Locate the string "icon" in the records below. Copy every line where it occurs.

╭──

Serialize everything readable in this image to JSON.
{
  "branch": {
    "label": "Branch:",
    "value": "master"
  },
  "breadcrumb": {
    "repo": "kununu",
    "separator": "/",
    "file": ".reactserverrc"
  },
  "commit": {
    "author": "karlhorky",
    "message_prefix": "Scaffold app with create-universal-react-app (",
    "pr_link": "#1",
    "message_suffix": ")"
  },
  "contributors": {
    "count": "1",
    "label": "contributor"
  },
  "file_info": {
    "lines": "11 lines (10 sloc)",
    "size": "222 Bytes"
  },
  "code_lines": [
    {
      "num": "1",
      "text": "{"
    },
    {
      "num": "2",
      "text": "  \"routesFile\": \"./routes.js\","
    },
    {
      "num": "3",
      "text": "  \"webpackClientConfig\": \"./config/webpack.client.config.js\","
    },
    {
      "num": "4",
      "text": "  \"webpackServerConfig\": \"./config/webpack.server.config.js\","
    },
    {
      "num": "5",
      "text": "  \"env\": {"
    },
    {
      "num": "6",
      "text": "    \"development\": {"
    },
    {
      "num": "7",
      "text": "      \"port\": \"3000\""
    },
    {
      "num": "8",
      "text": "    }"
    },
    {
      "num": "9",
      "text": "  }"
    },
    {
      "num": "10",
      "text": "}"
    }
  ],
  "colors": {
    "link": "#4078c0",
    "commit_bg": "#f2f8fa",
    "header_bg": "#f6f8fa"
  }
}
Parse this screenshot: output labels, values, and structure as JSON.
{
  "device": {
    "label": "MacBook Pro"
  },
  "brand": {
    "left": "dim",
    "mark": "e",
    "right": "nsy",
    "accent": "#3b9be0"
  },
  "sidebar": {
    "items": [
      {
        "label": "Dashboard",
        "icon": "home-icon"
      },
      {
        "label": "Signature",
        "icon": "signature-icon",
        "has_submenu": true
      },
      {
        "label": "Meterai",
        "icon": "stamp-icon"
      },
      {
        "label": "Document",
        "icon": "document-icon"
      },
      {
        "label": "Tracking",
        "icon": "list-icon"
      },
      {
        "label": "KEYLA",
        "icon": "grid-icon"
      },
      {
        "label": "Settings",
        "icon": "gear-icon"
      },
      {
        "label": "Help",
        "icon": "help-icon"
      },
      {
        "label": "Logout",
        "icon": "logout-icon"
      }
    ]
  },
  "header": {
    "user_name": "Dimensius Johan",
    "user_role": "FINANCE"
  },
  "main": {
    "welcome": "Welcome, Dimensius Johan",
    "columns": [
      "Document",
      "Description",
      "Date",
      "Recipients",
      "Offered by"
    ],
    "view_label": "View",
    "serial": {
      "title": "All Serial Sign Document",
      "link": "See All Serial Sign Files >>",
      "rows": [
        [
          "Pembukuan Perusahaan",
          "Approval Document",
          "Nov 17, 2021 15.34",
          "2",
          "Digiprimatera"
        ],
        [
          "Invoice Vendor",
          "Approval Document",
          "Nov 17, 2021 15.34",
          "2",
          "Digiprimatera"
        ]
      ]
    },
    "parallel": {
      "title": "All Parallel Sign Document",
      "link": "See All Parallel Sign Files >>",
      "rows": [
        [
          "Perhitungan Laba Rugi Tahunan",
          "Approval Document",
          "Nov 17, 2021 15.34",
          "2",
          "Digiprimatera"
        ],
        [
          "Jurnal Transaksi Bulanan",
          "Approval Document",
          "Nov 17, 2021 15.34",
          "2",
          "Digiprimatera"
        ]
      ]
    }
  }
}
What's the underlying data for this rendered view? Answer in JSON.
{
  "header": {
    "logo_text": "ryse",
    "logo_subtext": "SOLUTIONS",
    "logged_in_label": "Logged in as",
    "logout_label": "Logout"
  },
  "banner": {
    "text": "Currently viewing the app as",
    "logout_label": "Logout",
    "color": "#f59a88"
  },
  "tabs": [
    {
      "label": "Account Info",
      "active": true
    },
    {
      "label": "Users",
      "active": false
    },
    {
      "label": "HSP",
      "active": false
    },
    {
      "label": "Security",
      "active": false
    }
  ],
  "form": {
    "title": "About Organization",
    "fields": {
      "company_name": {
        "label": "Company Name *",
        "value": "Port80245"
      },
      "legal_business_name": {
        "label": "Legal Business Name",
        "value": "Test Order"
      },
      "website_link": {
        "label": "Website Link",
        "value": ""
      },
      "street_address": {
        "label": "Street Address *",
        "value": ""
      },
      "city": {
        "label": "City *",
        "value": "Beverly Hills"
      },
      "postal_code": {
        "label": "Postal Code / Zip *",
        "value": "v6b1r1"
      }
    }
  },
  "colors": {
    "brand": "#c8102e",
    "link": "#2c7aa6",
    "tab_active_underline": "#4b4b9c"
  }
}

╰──

◆ **TASK RESULT**:
        "icon": "home-icon"
        "icon": "signature-icon",
        "icon": "stamp-icon"
        "icon": "document-icon"
        "icon": "list-icon"
        "icon": "grid-icon"
        "icon": "gear-icon"
        "icon": "help-icon"
        "icon": "logout-icon"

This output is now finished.